Start of Records for this exercise
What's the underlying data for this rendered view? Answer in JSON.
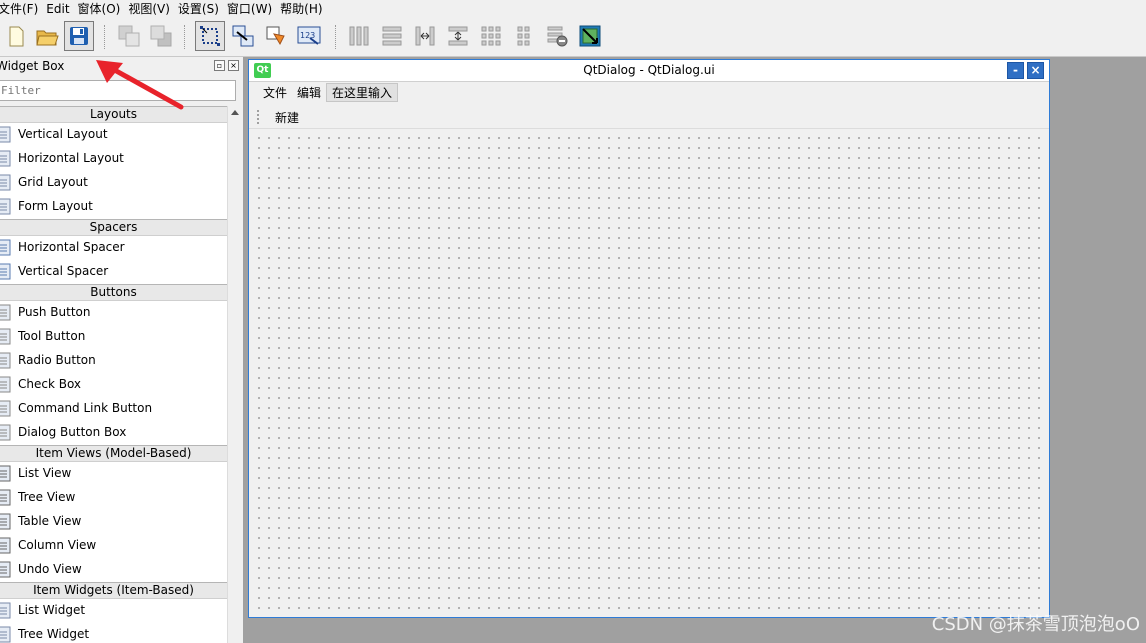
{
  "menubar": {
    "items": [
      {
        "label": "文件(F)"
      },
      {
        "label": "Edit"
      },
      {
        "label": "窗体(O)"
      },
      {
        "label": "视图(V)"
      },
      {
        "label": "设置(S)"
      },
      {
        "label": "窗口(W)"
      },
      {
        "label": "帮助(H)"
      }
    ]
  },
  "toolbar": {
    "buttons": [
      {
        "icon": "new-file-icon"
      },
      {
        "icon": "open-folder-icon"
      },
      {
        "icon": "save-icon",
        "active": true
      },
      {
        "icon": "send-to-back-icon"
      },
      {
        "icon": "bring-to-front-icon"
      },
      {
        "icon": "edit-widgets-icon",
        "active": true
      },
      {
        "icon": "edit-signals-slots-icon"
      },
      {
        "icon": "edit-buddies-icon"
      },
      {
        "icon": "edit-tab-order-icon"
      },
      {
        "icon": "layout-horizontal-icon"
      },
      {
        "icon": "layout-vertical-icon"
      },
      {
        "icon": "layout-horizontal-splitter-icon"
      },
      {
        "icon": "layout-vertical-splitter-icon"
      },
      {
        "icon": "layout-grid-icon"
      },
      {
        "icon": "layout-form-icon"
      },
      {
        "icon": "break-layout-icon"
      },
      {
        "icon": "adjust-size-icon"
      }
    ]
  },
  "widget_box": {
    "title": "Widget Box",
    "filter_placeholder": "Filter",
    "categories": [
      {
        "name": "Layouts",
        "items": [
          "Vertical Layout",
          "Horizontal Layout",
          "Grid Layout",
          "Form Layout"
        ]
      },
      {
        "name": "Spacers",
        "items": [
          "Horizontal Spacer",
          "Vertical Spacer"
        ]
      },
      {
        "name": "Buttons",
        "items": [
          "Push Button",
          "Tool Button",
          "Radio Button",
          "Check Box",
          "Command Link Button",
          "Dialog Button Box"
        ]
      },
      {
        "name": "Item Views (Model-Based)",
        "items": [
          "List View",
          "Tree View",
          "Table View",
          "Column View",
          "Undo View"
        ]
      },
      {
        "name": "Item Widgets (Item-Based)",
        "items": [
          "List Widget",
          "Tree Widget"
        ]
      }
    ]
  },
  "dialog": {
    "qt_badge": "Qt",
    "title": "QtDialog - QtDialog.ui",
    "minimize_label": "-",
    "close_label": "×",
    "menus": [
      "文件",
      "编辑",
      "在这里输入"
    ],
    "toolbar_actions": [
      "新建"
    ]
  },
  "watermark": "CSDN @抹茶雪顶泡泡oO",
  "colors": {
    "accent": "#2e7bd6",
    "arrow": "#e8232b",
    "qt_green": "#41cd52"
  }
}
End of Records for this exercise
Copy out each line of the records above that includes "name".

        "name": "Layouts",
        "name": "Spacers",
        "name": "Buttons",
        "name": "Item Views (Model-Based)",
        "name": "Item Widgets (Item-Based)",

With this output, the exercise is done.